Sunday, December 7, 2008

Is it time to get rid of the big green signs?

For years there been talk about stopping 395 at Massachusetts Avenue and turning the New York Avenue corridor into a a nice tree-filled boulevard rather than a piece of urban blight. While the recommendations of the New York Avenue Corridor Study and much of the Mount Vernon Triangle Transportation & Public Realm Design Project remain unfulfilled, hundreds of residents are moving into new apartments and condos along the New York Avenue between New Jersey Avenue and 7th Street NW. Thousands more will be coming with the additional of Yale Lofts II and as Yale I and CityVista fill up, and as the tremendous Northwest One project comes online in the old Sursum Corda site. I can't tell you how many residents have struggled with trying to get across 10 lanes of flying traffic from Mount Vernon Square to the new Safeway at 5th and New York Avenue, or the number of accidents at that intersection or the NJ/NY/3rd/4th Street intersection.
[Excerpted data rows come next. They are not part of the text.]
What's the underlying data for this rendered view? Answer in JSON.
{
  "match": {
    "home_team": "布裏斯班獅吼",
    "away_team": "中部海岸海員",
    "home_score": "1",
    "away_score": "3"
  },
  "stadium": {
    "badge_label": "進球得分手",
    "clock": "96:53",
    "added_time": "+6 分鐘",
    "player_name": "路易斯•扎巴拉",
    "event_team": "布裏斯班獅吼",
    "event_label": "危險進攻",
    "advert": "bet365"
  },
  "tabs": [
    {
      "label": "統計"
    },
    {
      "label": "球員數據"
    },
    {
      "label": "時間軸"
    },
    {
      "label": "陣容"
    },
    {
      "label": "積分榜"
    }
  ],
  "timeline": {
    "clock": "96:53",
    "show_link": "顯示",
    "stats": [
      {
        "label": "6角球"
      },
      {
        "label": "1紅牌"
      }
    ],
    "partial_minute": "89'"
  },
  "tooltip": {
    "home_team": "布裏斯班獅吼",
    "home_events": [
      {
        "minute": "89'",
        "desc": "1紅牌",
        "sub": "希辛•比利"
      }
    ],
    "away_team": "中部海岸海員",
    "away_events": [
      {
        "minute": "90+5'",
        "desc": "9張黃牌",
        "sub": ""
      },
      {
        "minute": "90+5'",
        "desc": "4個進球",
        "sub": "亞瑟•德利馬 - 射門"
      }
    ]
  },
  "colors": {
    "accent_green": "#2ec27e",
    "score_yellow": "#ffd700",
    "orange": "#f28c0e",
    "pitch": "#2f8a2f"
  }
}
So when will the DC government stop viewing New York Avenue as a superhighway?

This week, a Yale Loft resident suggested to me a small measure that could go a long way in changing that perception among NY Avenue drivers: get rid of the big green signs.

They send a message that drivers are indeed in the freeway. And there appears to be no need for them. There are an abundance of smaller signs already along New York Avenue pointing out where to turn for 395, which way is to downtown, and how to get to 50. Perhaps one sign is needed to inform truck drivers of the height and hazmat restrictions of the 395 tunnel, but five?

And the flashing "STOP PEDS" sign as drivers approach the convention center doesn't quite do it. Of course, removing the signs is not even by far a silver bullet and does not excuse the need to make the street truly more pedestrian friendly and safer for drivers, but it will begin to change the atmosphere.

1 comment:

IMGoph said...

hear hear, though i'm sure there's some arcane law on the books somewhere that mandates the DOT to have these signs up. of course, they're probably not taking pedestrians into consideration too much here, i'd wager...